• Work order: Copy the records below exactly. Include all of them.

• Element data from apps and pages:
"""

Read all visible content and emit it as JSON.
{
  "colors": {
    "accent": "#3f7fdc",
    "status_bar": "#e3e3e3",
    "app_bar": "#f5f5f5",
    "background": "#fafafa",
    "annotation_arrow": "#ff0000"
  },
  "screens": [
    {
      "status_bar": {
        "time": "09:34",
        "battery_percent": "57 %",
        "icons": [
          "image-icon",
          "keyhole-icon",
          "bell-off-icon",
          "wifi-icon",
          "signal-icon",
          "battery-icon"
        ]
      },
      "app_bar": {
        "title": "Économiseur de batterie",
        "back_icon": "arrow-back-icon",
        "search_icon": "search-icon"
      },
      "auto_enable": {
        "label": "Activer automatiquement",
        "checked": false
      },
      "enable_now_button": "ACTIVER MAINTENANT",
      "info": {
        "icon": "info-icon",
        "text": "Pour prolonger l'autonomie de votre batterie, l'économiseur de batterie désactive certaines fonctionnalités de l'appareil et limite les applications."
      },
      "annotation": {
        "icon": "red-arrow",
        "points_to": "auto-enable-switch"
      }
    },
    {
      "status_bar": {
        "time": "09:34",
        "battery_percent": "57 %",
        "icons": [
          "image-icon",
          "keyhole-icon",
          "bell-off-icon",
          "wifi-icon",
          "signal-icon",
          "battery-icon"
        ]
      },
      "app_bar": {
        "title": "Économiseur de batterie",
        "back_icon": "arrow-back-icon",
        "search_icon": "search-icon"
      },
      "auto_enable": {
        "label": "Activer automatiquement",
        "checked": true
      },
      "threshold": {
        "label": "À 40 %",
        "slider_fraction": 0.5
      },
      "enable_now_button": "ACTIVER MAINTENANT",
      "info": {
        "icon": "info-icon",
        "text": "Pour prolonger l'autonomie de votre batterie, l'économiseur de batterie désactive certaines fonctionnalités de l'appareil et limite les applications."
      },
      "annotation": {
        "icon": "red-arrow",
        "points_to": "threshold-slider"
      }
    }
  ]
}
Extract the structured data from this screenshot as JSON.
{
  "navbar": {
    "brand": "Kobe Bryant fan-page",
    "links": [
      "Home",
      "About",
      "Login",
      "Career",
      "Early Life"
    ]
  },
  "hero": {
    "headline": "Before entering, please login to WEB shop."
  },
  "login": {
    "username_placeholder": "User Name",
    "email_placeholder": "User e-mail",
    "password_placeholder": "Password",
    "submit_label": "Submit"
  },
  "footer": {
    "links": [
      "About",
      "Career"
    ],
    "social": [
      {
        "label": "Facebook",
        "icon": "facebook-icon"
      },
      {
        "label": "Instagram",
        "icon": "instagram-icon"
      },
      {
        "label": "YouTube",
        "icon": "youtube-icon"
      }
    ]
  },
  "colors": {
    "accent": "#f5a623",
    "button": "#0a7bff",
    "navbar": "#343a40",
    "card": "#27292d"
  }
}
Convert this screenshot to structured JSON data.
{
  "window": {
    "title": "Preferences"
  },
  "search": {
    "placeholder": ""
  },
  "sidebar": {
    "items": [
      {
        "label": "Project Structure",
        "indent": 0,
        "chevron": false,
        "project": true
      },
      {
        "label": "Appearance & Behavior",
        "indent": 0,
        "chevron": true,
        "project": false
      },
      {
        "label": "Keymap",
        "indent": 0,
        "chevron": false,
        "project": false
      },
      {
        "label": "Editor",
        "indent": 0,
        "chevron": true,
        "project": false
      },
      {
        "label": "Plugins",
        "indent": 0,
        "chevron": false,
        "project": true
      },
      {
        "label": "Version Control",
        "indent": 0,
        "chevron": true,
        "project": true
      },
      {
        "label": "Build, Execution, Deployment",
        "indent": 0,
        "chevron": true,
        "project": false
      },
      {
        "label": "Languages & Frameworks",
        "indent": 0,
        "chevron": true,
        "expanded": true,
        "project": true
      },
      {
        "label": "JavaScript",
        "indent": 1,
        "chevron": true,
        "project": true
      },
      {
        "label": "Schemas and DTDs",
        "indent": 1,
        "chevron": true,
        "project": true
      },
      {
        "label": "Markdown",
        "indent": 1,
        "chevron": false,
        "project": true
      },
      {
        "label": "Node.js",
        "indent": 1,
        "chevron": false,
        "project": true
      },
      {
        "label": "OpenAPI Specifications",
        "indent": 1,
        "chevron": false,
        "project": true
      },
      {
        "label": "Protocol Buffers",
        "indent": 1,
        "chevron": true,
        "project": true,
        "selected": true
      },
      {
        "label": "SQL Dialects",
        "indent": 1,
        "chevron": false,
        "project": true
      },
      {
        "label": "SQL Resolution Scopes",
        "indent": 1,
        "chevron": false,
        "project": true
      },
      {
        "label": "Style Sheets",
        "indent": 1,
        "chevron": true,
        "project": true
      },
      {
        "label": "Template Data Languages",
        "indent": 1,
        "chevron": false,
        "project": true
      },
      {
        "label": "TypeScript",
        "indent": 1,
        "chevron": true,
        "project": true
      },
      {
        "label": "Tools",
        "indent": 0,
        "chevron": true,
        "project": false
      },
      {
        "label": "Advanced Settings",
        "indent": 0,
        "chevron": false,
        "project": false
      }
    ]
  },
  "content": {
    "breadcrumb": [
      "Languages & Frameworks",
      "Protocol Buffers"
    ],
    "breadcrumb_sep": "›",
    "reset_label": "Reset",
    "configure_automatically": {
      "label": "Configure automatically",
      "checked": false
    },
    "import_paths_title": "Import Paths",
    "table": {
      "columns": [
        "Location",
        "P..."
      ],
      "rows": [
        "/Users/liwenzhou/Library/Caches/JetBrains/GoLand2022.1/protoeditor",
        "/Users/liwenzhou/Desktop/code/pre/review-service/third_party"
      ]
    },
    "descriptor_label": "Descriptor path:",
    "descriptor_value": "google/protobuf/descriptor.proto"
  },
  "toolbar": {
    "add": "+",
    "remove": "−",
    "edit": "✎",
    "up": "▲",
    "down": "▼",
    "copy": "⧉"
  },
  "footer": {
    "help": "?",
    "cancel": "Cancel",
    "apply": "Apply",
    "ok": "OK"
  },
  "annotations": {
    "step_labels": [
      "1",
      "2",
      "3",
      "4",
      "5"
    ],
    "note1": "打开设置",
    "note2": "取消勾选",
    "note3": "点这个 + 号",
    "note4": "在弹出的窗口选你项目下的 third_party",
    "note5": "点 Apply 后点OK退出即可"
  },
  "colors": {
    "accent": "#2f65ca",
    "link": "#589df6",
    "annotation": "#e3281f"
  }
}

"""

• Answer to the exercise:
Read all visible content and emit it as JSON.
{
  "colors": {
    "accent": "#3f7fdc",
    "status_bar": "#e3e3e3",
    "app_bar": "#f5f5f5",
    "background": "#fafafa",
    "annotation_arrow": "#ff0000"
  },
  "screens": [
    {
      "status_bar": {
        "time": "09:34",
        "battery_percent": "57 %",
        "icons": [
          "image-icon",
          "keyhole-icon",
          "bell-off-icon",
          "wifi-icon",
          "signal-icon",
          "battery-icon"
        ]
      },
      "app_bar": {
        "title": "Économiseur de batterie",
        "back_icon": "arrow-back-icon",
        "search_icon": "search-icon"
      },
      "auto_enable": {
        "label": "Activer automatiquement",
        "checked": false
      },
      "enable_now_button": "ACTIVER MAINTENANT",
      "info": {
        "icon": "info-icon",
        "text": "Pour prolonger l'autonomie de votre batterie, l'économiseur de batterie désactive certaines fonctionnalités de l'appareil et limite les applications."
      },
      "annotation": {
        "icon": "red-arrow",
        "points_to": "auto-enable-switch"
      }
    },
    {
      "status_bar": {
        "time": "09:34",
        "battery_percent": "57 %",
        "icons": [
          "image-icon",
          "keyhole-icon",
          "bell-off-icon",
          "wifi-icon",
          "signal-icon",
          "battery-icon"
        ]
      },
      "app_bar": {
        "title": "Économiseur de batterie",
        "back_icon": "arrow-back-icon",
        "search_icon": "search-icon"
      },
      "auto_enable": {
        "label": "Activer automatiquement",
        "checked": true
      },
      "threshold": {
        "label": "À 40 %",
        "slider_fraction": 0.5
      },
      "enable_now_button": "ACTIVER MAINTENANT",
      "info": {
        "icon": "info-icon",
        "text": "Pour prolonger l'autonomie de votre batterie, l'économiseur de batterie désactive certaines fonctionnalités de l'appareil et limite les applications."
      },
      "annotation": {
        "icon": "red-arrow",
        "points_to": "threshold-slider"
      }
    }
  ]
}
Extract the structured data from this screenshot as JSON.
{
  "navbar": {
    "brand": "Kobe Bryant fan-page",
    "links": [
      "Home",
      "About",
      "Login",
      "Career",
      "Early Life"
    ]
  },
  "hero": {
    "headline": "Before entering, please login to WEB shop."
  },
  "login": {
    "username_placeholder": "User Name",
    "email_placeholder": "User e-mail",
    "password_placeholder": "Password",
    "submit_label": "Submit"
  },
  "footer": {
    "links": [
      "About",
      "Career"
    ],
    "social": [
      {
        "label": "Facebook",
        "icon": "facebook-icon"
      },
      {
        "label": "Instagram",
        "icon": "instagram-icon"
      },
      {
        "label": "YouTube",
        "icon": "youtube-icon"
      }
    ]
  },
  "colors": {
    "accent": "#f5a623",
    "button": "#0a7bff",
    "navbar": "#343a40",
    "card": "#27292d"
  }
}
Convert this screenshot to structured JSON data.
{
  "window": {
    "title": "Preferences"
  },
  "search": {
    "placeholder": ""
  },
  "sidebar": {
    "items": [
      {
        "label": "Project Structure",
        "indent": 0,
        "chevron": false,
        "project": true
      },
      {
        "label": "Appearance & Behavior",
        "indent": 0,
        "chevron": true,
        "project": false
      },
      {
        "label": "Keymap",
        "indent": 0,
        "chevron": false,
        "project": false
      },
      {
        "label": "Editor",
        "indent": 0,
        "chevron": true,
        "project": false
      },
      {
        "label": "Plugins",
        "indent": 0,
        "chevron": false,
        "project": true
      },
      {
        "label": "Version Control",
        "indent": 0,
        "chevron": true,
        "project": true
      },
      {
        "label": "Build, Execution, Deployment",
        "indent": 0,
        "chevron": true,
        "project": false
      },
      {
        "label": "Languages & Frameworks",
        "indent": 0,
        "chevron": true,
        "expanded": true,
        "project": true
      },
      {
        "label": "JavaScript",
        "indent": 1,
        "chevron": true,
        "project": true
      },
      {
        "label": "Schemas and DTDs",
        "indent": 1,
        "chevron": true,
        "project": true
      },
      {
        "label": "Markdown",
        "indent": 1,
        "chevron": false,
        "project": true
      },
      {
        "label": "Node.js",
        "indent": 1,
        "chevron": false,
        "project": true
      },
      {
        "label": "OpenAPI Specifications",
        "indent": 1,
        "chevron": false,
        "project": true
      },
      {
        "label": "Protocol Buffers",
        "indent": 1,
        "chevron": true,
        "project": true,
        "selected": true
      },
      {
        "label": "SQL Dialects",
        "indent": 1,
        "chevron": false,
        "project": true
      },
      {
        "label": "SQL Resolution Scopes",
        "indent": 1,
        "chevron": false,
        "project": true
      },
      {
        "label": "Style Sheets",
        "indent": 1,
        "chevron": true,
        "project": true
      },
      {
        "label": "Template Data Languages",
        "indent": 1,
        "chevron": false,
        "project": true
      },
      {
        "label": "TypeScript",
        "indent": 1,
        "chevron": true,
        "project": true
      },
      {
        "label": "Tools",
        "indent": 0,
        "chevron": true,
        "project": false
      },
      {
        "label": "Advanced Settings",
        "indent": 0,
        "chevron": false,
        "project": false
      }
    ]
  },
  "content": {
    "breadcrumb": [
      "Languages & Frameworks",
      "Protocol Buffers"
    ],
    "breadcrumb_sep": "›",
    "reset_label": "Reset",
    "configure_automatically": {
      "label": "Configure automatically",
      "checked": false
    },
    "import_paths_title": "Import Paths",
    "table": {
      "columns": [
        "Location",
        "P..."
      ],
      "rows": [
        "/Users/liwenzhou/Library/Caches/JetBrains/GoLand2022.1/protoeditor",
        "/Users/liwenzhou/Desktop/code/pre/review-service/third_party"
      ]
    },
    "descriptor_label": "Descriptor path:",
    "descriptor_value": "google/protobuf/descriptor.proto"
  },
  "toolbar": {
    "add": "+",
    "remove": "−",
    "edit": "✎",
    "up": "▲",
    "down": "▼",
    "copy": "⧉"
  },
  "footer": {
    "help": "?",
    "cancel": "Cancel",
    "apply": "Apply",
    "ok": "OK"
  },
  "annotations": {
    "step_labels": [
      "1",
      "2",
      "3",
      "4",
      "5"
    ],
    "note1": "打开设置",
    "note2": "取消勾选",
    "note3": "点这个 + 号",
    "note4": "在弹出的窗口选你项目下的 third_party",
    "note5": "点 Apply 后点OK退出即可"
  },
  "colors": {
    "accent": "#2f65ca",
    "link": "#589df6",
    "annotation": "#e3281f"
  }
}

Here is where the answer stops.